Since M-UE is uniformly distributed within the interference circle, the probability that its distance to the H-eNB is less than is . It is readily obtained that the pdf of is . Next, the first and second order moment of the interference can be obtained readily by taking its average over and . ∎

Remark 4.

In the case of , (12) holds in the limitation sense. That is,

Remark 5.

Actually, both and are decreasing with pathloss exponent , which can be proved by checking their derivatives versus .

Since there are M-UEs within the interfering circle, the total interference will be

Define as the Moment generating function (MGF) of each individual interference. Then the MGF of the total interference and its average and variance are summarized by the following theorem.

Theorem 2.

The MGF of the uplink interference to CSG femto cell UEs is

(13)

Its average and variance are given by, respectively

(14)
Proof.

By its definition, one has

where was given by (10). This proves (13).

Then the average uplink interference will be

Similarly, its second moment is

where and are given by Proposition 4.

Therefore, the variance of uplink interference is

Remark 6.

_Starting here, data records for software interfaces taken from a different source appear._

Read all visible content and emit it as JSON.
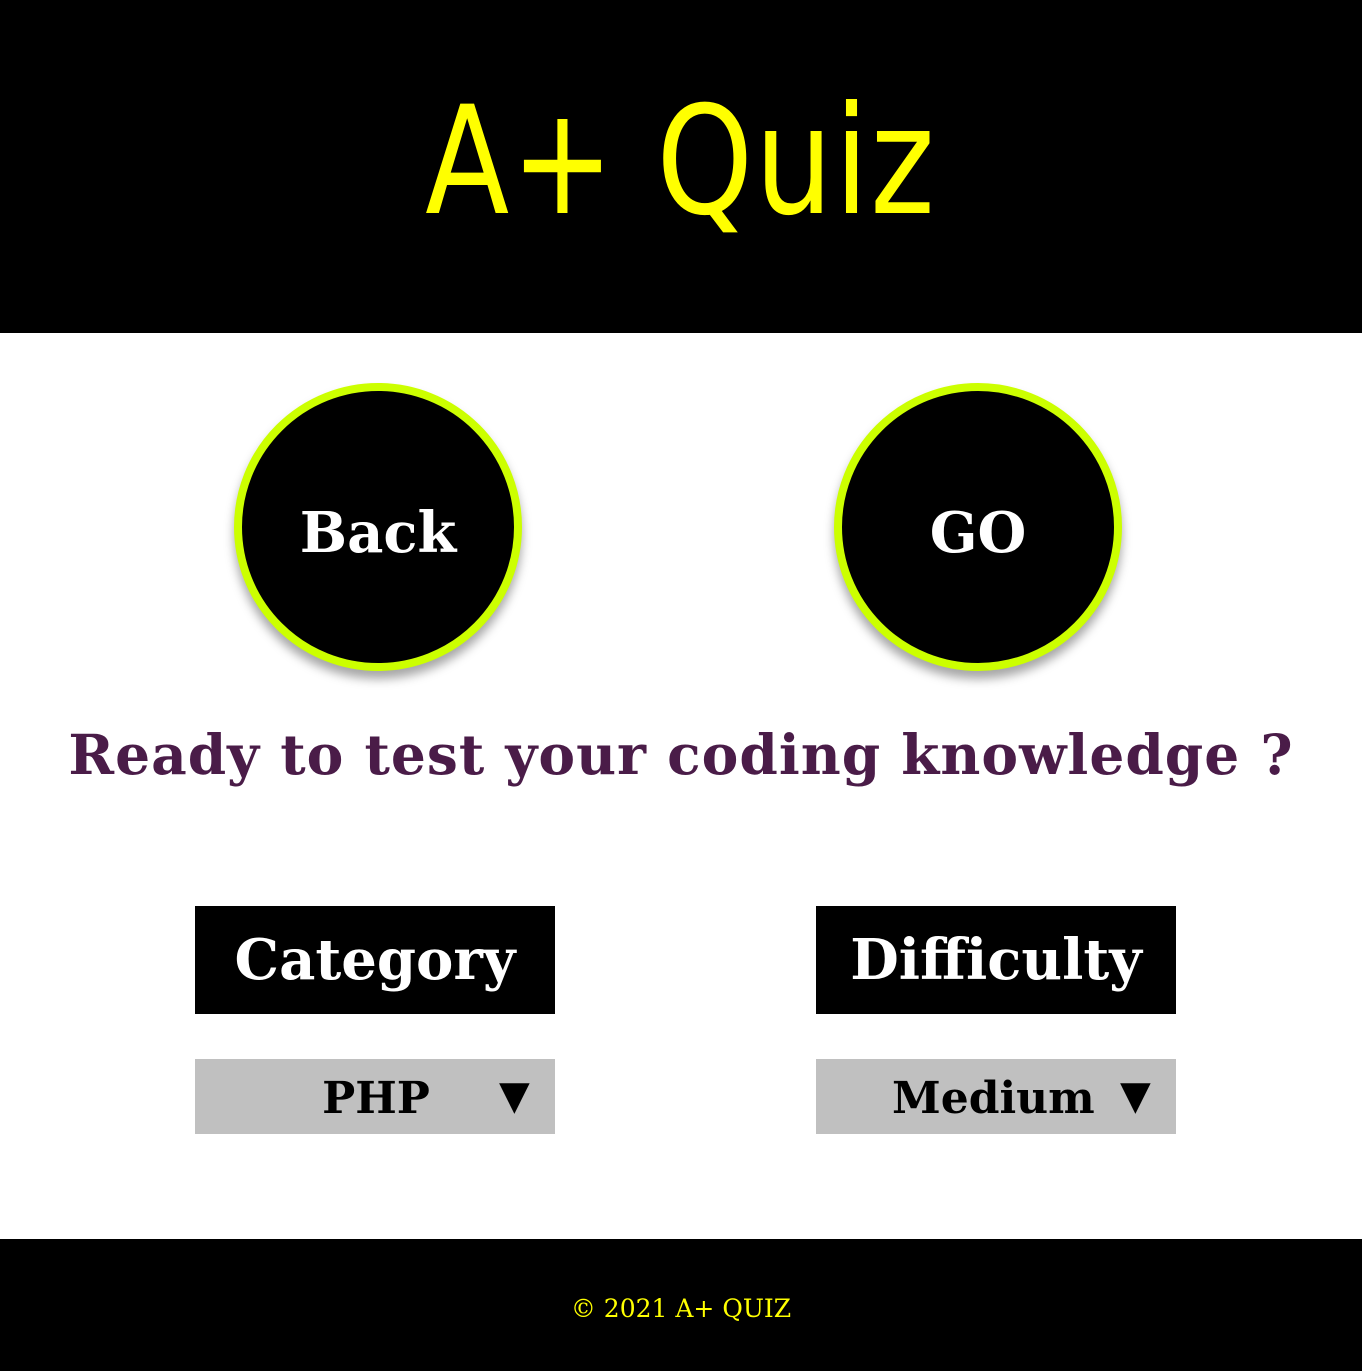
{
  "colors": {
    "accent": "#ffff00",
    "ring": "#ccff00",
    "headline": "#4a1c48",
    "dark": "#000000",
    "select_bg": "#c0c0c0"
  },
  "header": {
    "logo": "A+ Quiz"
  },
  "buttons": {
    "back_label": "Back",
    "go_label": "GO"
  },
  "headline": "Ready to test your coding knowledge ?",
  "category": {
    "label": "Category",
    "selected": "PHP",
    "arrow_icon": "triangle-down"
  },
  "difficulty": {
    "label": "Difficulty",
    "selected": "Medium",
    "arrow_icon": "triangle-down"
  },
  "footer": {
    "text": "© 2021 A+ QUIZ"
  }
}
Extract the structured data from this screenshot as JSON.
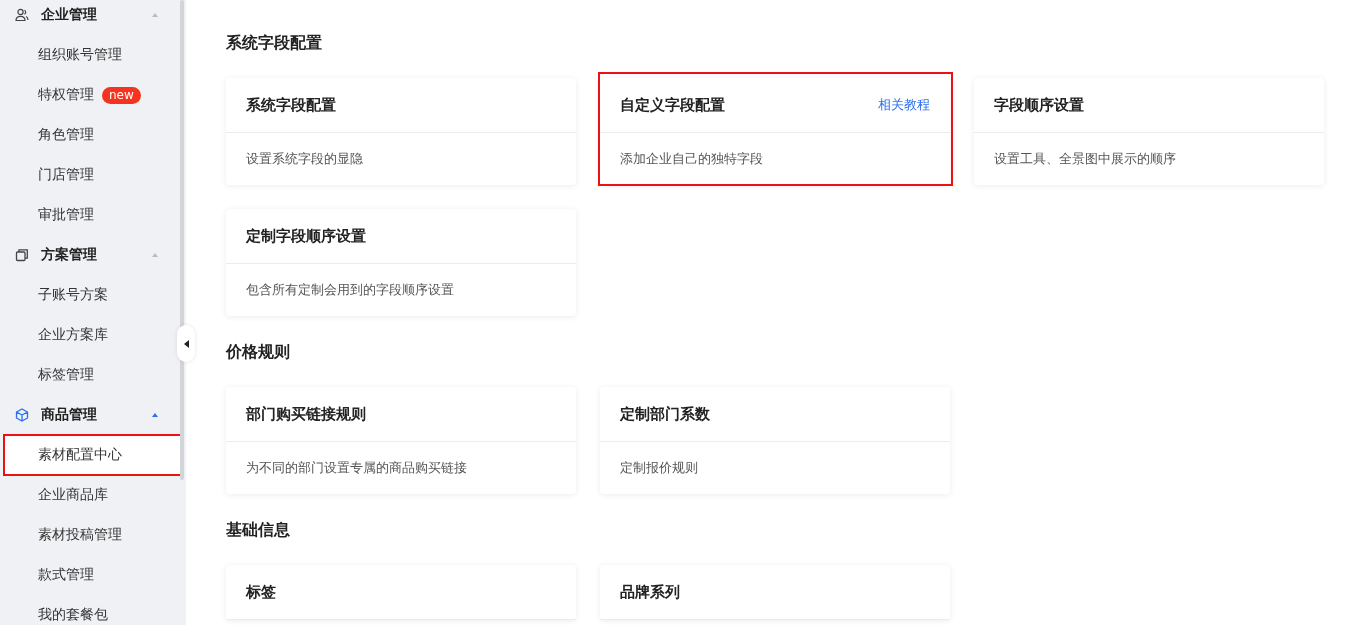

It is known that the pdf of a random variable is completely determined by its MGF [27]. Thus Theorem 2 gives a full characterization of the uplink interference to a CSG femto cell. Explicit expressions for can also be obtained for any given .

Remark 7.

Two key parameters for the results in Theorem 2 are and . While specifies the interfering area, indicates the mobility of users. Therefore, this theorem has presented how user mobility affects the uplink interference.

V-B Uplink Interference to OSG Femto cells

OSG femto or pico/relay cells will admit every users coming into their coverage. Therefore, only M-UEs outside the cell but within the interfering radius will cause interference.

Assume there are users in all within the circular area of radius , in which users locates within . Thus the number of interferers in the interfering ring is .

Let be the distance between an interferer and the H-eNB. Its interference to H-UEs is and the total interference is

First, the first and second moments of are given by the following proposition.

Proposition 5.

The first and second order moments of the interference from a uniformly located M-UE within the interfering ring are

(15)

The proof of Proposition 5 is similar to that of Proposition 4 and is omitted here. It can be proved that and are also decreasing with .

Define for , it is clear that is decreasing with and . By comparing (12) and (15), we have and .

Define as the MGF of the instant interference from M-UE, the MGF of and its average and variance are given by the following theorem.

Theorem 3.

The MGF of the uplink interference to OSG femto cell UEs is

(16)

The average and variance are given by, respectively

(17)

where , and are calculated with and .

Proof.

For any user who has moved into the interfering circle , its location is uniformly distributed in the area by Lemma 1. Thus its probability of lying in the interfere ring is . Then the probability that there are users in the interfering ring is

Next, the MGF of is